There are reasons why amateur theatres sometimes shy away from attempting the play Who’s Afraid Of Virginia Wolf. Edward Albee’s famous offering is found challenging by the majority of professional actors to perform. Also the film of the same name has been indelibly imprinted on the viewers’ psyche after the acerbic performance by Elizabeth Taylor and a sardonic Richard Burton.
However, Workington Playgoers has done an outstanding job of crafting the play into an enthralling and memorable performance, which opens at Theatre Royal on February 5 and will run until February 9.
Will Tillotson, who plays history professor George, said: “It’s the toughest play I’ve ever had to do.” George’s wife Martha is played by Grace Walker and the two really could be a middle aged couple that are past caring what others think about their frequent arguing and volatile relationship.

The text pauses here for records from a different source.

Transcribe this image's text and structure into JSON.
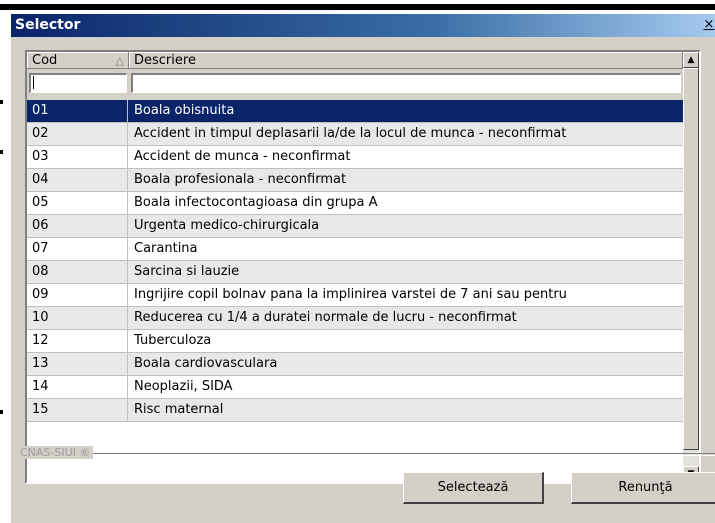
{
  "window": {
    "title": "Selector",
    "close_glyph": "×"
  },
  "grid": {
    "columns": [
      {
        "label": "Cod",
        "sort": "ascending"
      },
      {
        "label": "Descriere"
      }
    ],
    "filters": {
      "cod": "",
      "descriere": ""
    },
    "selected_index": 0,
    "rows": [
      {
        "cod": "01",
        "descriere": "Boala obisnuita"
      },
      {
        "cod": "02",
        "descriere": "Accident in timpul deplasarii la/de la locul de munca - neconfirmat"
      },
      {
        "cod": "03",
        "descriere": "Accident de munca - neconfirmat"
      },
      {
        "cod": "04",
        "descriere": "Boala profesionala - neconfirmat"
      },
      {
        "cod": "05",
        "descriere": "Boala infectocontagioasa din grupa A"
      },
      {
        "cod": "06",
        "descriere": "Urgenta medico-chirurgicala"
      },
      {
        "cod": "07",
        "descriere": "Carantina"
      },
      {
        "cod": "08",
        "descriere": "Sarcina si lauzie"
      },
      {
        "cod": "09",
        "descriere": "Ingrijire copil bolnav pana la implinirea varstei de 7 ani sau pentru"
      },
      {
        "cod": "10",
        "descriere": "Reducerea cu 1/4 a duratei normale de lucru - neconfirmat"
      },
      {
        "cod": "12",
        "descriere": "Tuberculoza"
      },
      {
        "cod": "13",
        "descriere": "Boala cardiovasculara"
      },
      {
        "cod": "14",
        "descriere": "Neoplazii, SIDA"
      },
      {
        "cod": "15",
        "descriere": "Risc maternal"
      }
    ]
  },
  "footer": {
    "brand": "CNAS-SIUI ®",
    "select_label": "Selectează",
    "cancel_label": "Renunţă"
  },
  "colors": {
    "titlebar": "#0a246a",
    "selection": "#0a246a",
    "face": "#d4d0c8"
  }
}
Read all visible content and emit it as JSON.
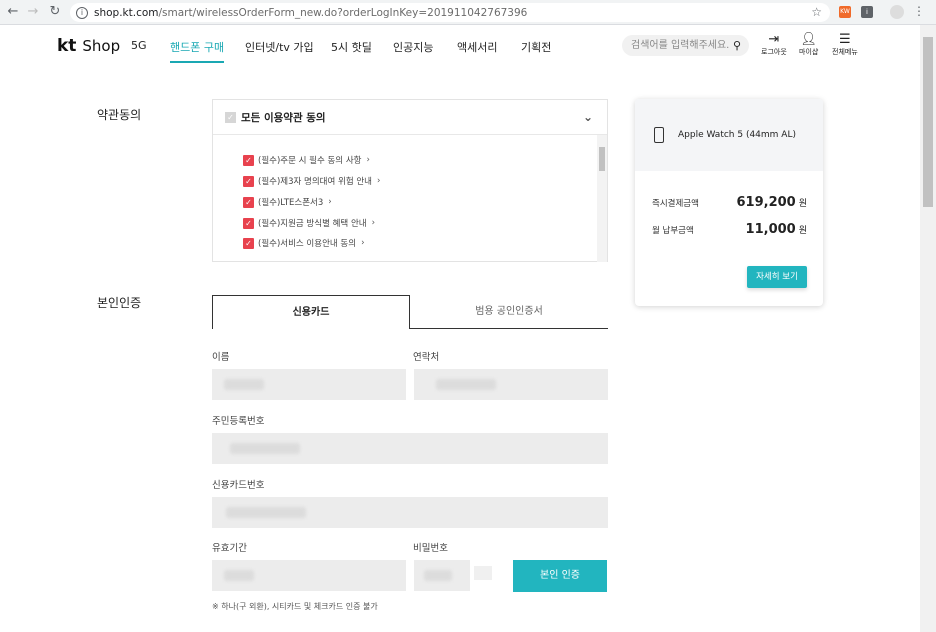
{
  "browser": {
    "url_host": "shop.kt.com",
    "url_path": "/smart/wirelessOrderForm_new.do?orderLogInKey=201911042767396",
    "ext1_label": "KW",
    "ext2_label": "i"
  },
  "header": {
    "logo_kt": "kt",
    "logo_shop": "Shop",
    "nav": [
      "5G",
      "핸드폰 구매",
      "인터넷/tv 가입",
      "5시 핫딜",
      "인공지능",
      "액세서리",
      "기획전"
    ],
    "search_placeholder": "검색어를 입력해주세요.",
    "util": {
      "logout": "로그아웃",
      "mypage": "마이샵",
      "menu": "전체메뉴"
    }
  },
  "terms": {
    "section_title": "약관동의",
    "all_label": "모든 이용약관 동의",
    "items": [
      "(필수)주문 시 필수 동의 사항",
      "(필수)제3자 명의대여 위험 안내",
      "(필수)LTE스폰서3",
      "(필수)지원금 방식별 혜택 안내",
      "(필수)서비스 이용안내 동의"
    ]
  },
  "identity": {
    "section_title": "본인인증",
    "tab_card": "신용카드",
    "tab_cert": "범용 공인인증서",
    "label_name": "이름",
    "label_phone": "연락처",
    "label_rrn": "주민등록번호",
    "label_card": "신용카드번호",
    "label_expiry": "유효기간",
    "label_password": "비밀번호",
    "verify_button": "본인 인증",
    "note": "※ 하나(구 외환), 시티카드 및 체크카드 인증 불가"
  },
  "summary": {
    "product": "Apple Watch 5 (44mm AL)",
    "pay_now_label": "즉시결제금액",
    "pay_now_value": "619,200",
    "monthly_label": "월 납부금액",
    "monthly_value": "11,000",
    "currency": "원",
    "detail_button": "자세히 보기"
  },
  "colors": {
    "accent": "#1aa8b3",
    "check": "#e8424e"
  }
}
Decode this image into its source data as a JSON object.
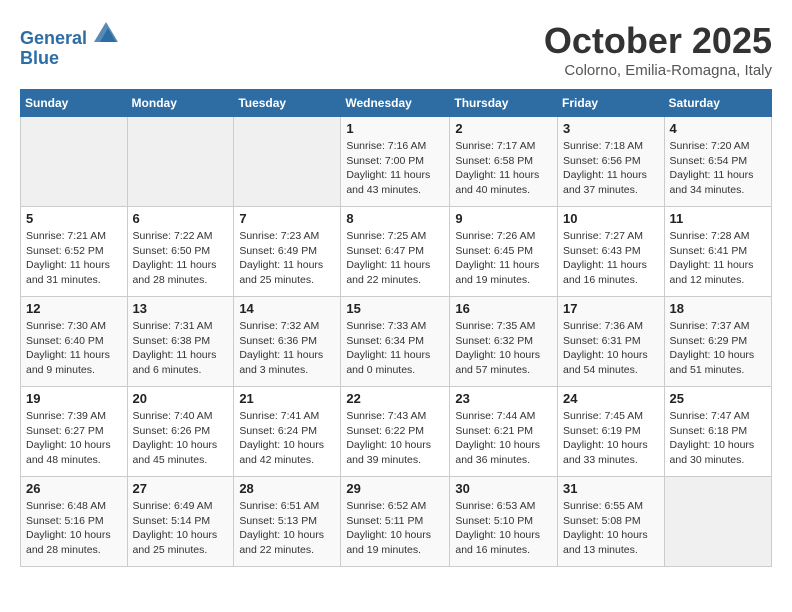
{
  "header": {
    "logo_line1": "General",
    "logo_line2": "Blue",
    "month_title": "October 2025",
    "location": "Colorno, Emilia-Romagna, Italy"
  },
  "days_of_week": [
    "Sunday",
    "Monday",
    "Tuesday",
    "Wednesday",
    "Thursday",
    "Friday",
    "Saturday"
  ],
  "weeks": [
    [
      {
        "day": "",
        "sunrise": "",
        "sunset": "",
        "daylight": ""
      },
      {
        "day": "",
        "sunrise": "",
        "sunset": "",
        "daylight": ""
      },
      {
        "day": "",
        "sunrise": "",
        "sunset": "",
        "daylight": ""
      },
      {
        "day": "1",
        "sunrise": "Sunrise: 7:16 AM",
        "sunset": "Sunset: 7:00 PM",
        "daylight": "Daylight: 11 hours and 43 minutes."
      },
      {
        "day": "2",
        "sunrise": "Sunrise: 7:17 AM",
        "sunset": "Sunset: 6:58 PM",
        "daylight": "Daylight: 11 hours and 40 minutes."
      },
      {
        "day": "3",
        "sunrise": "Sunrise: 7:18 AM",
        "sunset": "Sunset: 6:56 PM",
        "daylight": "Daylight: 11 hours and 37 minutes."
      },
      {
        "day": "4",
        "sunrise": "Sunrise: 7:20 AM",
        "sunset": "Sunset: 6:54 PM",
        "daylight": "Daylight: 11 hours and 34 minutes."
      }
    ],
    [
      {
        "day": "5",
        "sunrise": "Sunrise: 7:21 AM",
        "sunset": "Sunset: 6:52 PM",
        "daylight": "Daylight: 11 hours and 31 minutes."
      },
      {
        "day": "6",
        "sunrise": "Sunrise: 7:22 AM",
        "sunset": "Sunset: 6:50 PM",
        "daylight": "Daylight: 11 hours and 28 minutes."
      },
      {
        "day": "7",
        "sunrise": "Sunrise: 7:23 AM",
        "sunset": "Sunset: 6:49 PM",
        "daylight": "Daylight: 11 hours and 25 minutes."
      },
      {
        "day": "8",
        "sunrise": "Sunrise: 7:25 AM",
        "sunset": "Sunset: 6:47 PM",
        "daylight": "Daylight: 11 hours and 22 minutes."
      },
      {
        "day": "9",
        "sunrise": "Sunrise: 7:26 AM",
        "sunset": "Sunset: 6:45 PM",
        "daylight": "Daylight: 11 hours and 19 minutes."
      },
      {
        "day": "10",
        "sunrise": "Sunrise: 7:27 AM",
        "sunset": "Sunset: 6:43 PM",
        "daylight": "Daylight: 11 hours and 16 minutes."
      },
      {
        "day": "11",
        "sunrise": "Sunrise: 7:28 AM",
        "sunset": "Sunset: 6:41 PM",
        "daylight": "Daylight: 11 hours and 12 minutes."
      }
    ],
    [
      {
        "day": "12",
        "sunrise": "Sunrise: 7:30 AM",
        "sunset": "Sunset: 6:40 PM",
        "daylight": "Daylight: 11 hours and 9 minutes."
      },
      {
        "day": "13",
        "sunrise": "Sunrise: 7:31 AM",
        "sunset": "Sunset: 6:38 PM",
        "daylight": "Daylight: 11 hours and 6 minutes."
      },
      {
        "day": "14",
        "sunrise": "Sunrise: 7:32 AM",
        "sunset": "Sunset: 6:36 PM",
        "daylight": "Daylight: 11 hours and 3 minutes."
      },
      {
        "day": "15",
        "sunrise": "Sunrise: 7:33 AM",
        "sunset": "Sunset: 6:34 PM",
        "daylight": "Daylight: 11 hours and 0 minutes."
      },
      {
        "day": "16",
        "sunrise": "Sunrise: 7:35 AM",
        "sunset": "Sunset: 6:32 PM",
        "daylight": "Daylight: 10 hours and 57 minutes."
      },
      {
        "day": "17",
        "sunrise": "Sunrise: 7:36 AM",
        "sunset": "Sunset: 6:31 PM",
        "daylight": "Daylight: 10 hours and 54 minutes."
      },
      {
        "day": "18",
        "sunrise": "Sunrise: 7:37 AM",
        "sunset": "Sunset: 6:29 PM",
        "daylight": "Daylight: 10 hours and 51 minutes."
      }
    ],
    [
      {
        "day": "19",
        "sunrise": "Sunrise: 7:39 AM",
        "sunset": "Sunset: 6:27 PM",
        "daylight": "Daylight: 10 hours and 48 minutes."
      },
      {
        "day": "20",
        "sunrise": "Sunrise: 7:40 AM",
        "sunset": "Sunset: 6:26 PM",
        "daylight": "Daylight: 10 hours and 45 minutes."
      },
      {
        "day": "21",
        "sunrise": "Sunrise: 7:41 AM",
        "sunset": "Sunset: 6:24 PM",
        "daylight": "Daylight: 10 hours and 42 minutes."
      },
      {
        "day": "22",
        "sunrise": "Sunrise: 7:43 AM",
        "sunset": "Sunset: 6:22 PM",
        "daylight": "Daylight: 10 hours and 39 minutes."
      },
      {
        "day": "23",
        "sunrise": "Sunrise: 7:44 AM",
        "sunset": "Sunset: 6:21 PM",
        "daylight": "Daylight: 10 hours and 36 minutes."
      },
      {
        "day": "24",
        "sunrise": "Sunrise: 7:45 AM",
        "sunset": "Sunset: 6:19 PM",
        "daylight": "Daylight: 10 hours and 33 minutes."
      },
      {
        "day": "25",
        "sunrise": "Sunrise: 7:47 AM",
        "sunset": "Sunset: 6:18 PM",
        "daylight": "Daylight: 10 hours and 30 minutes."
      }
    ],
    [
      {
        "day": "26",
        "sunrise": "Sunrise: 6:48 AM",
        "sunset": "Sunset: 5:16 PM",
        "daylight": "Daylight: 10 hours and 28 minutes."
      },
      {
        "day": "27",
        "sunrise": "Sunrise: 6:49 AM",
        "sunset": "Sunset: 5:14 PM",
        "daylight": "Daylight: 10 hours and 25 minutes."
      },
      {
        "day": "28",
        "sunrise": "Sunrise: 6:51 AM",
        "sunset": "Sunset: 5:13 PM",
        "daylight": "Daylight: 10 hours and 22 minutes."
      },
      {
        "day": "29",
        "sunrise": "Sunrise: 6:52 AM",
        "sunset": "Sunset: 5:11 PM",
        "daylight": "Daylight: 10 hours and 19 minutes."
      },
      {
        "day": "30",
        "sunrise": "Sunrise: 6:53 AM",
        "sunset": "Sunset: 5:10 PM",
        "daylight": "Daylight: 10 hours and 16 minutes."
      },
      {
        "day": "31",
        "sunrise": "Sunrise: 6:55 AM",
        "sunset": "Sunset: 5:08 PM",
        "daylight": "Daylight: 10 hours and 13 minutes."
      },
      {
        "day": "",
        "sunrise": "",
        "sunset": "",
        "daylight": ""
      }
    ]
  ]
}
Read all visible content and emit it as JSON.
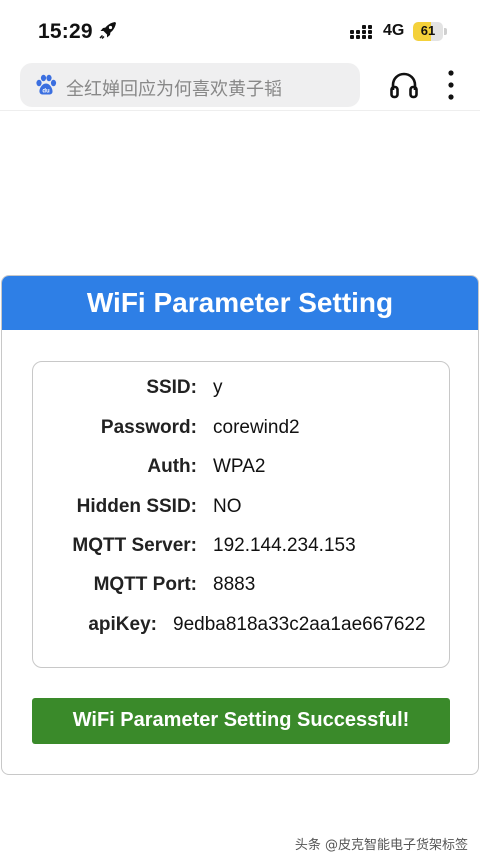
{
  "status_bar": {
    "time": "15:29",
    "network": "4G",
    "battery_level": "61",
    "battery_fraction": 0.61,
    "battery_color": "#f4d13a"
  },
  "browser": {
    "search_text": "全红婵回应为何喜欢黄子韬"
  },
  "card": {
    "title": "WiFi Parameter Setting",
    "header_color": "#2e7fe6",
    "fields": [
      {
        "label": "SSID:",
        "value": "y"
      },
      {
        "label": "Password:",
        "value": "corewind2"
      },
      {
        "label": "Auth:",
        "value": "WPA2"
      },
      {
        "label": "Hidden SSID:",
        "value": "NO"
      },
      {
        "label": "MQTT Server:",
        "value": "192.144.234.153"
      },
      {
        "label": "MQTT Port:",
        "value": "8883"
      },
      {
        "label": "apiKey:",
        "value": "9edba818a33c2aa1ae667622"
      }
    ],
    "success_message": "WiFi Parameter Setting Successful!",
    "success_color": "#3a8a2a"
  },
  "watermark": "头条 @皮克智能电子货架标签"
}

Kelly Pearce and Craig Norendal play the young couple Honey and Nick, who find themselves as key players in the older couple’s mind games, after being invited over for a drink.
Revelations that emerge have unintended consequences for both couples.
All four actors handle this emotionally charged play admirably and should be commended for being able to remember so many lines and convincingly maintain an American accent.
Albee revealed in an interview that George and Martha were based on his good friends Willard Maas and Marie Menken. This may have helped to give the play an extra dimension of realism which exudes to the audience.
Review by Times & Star Lynne Wild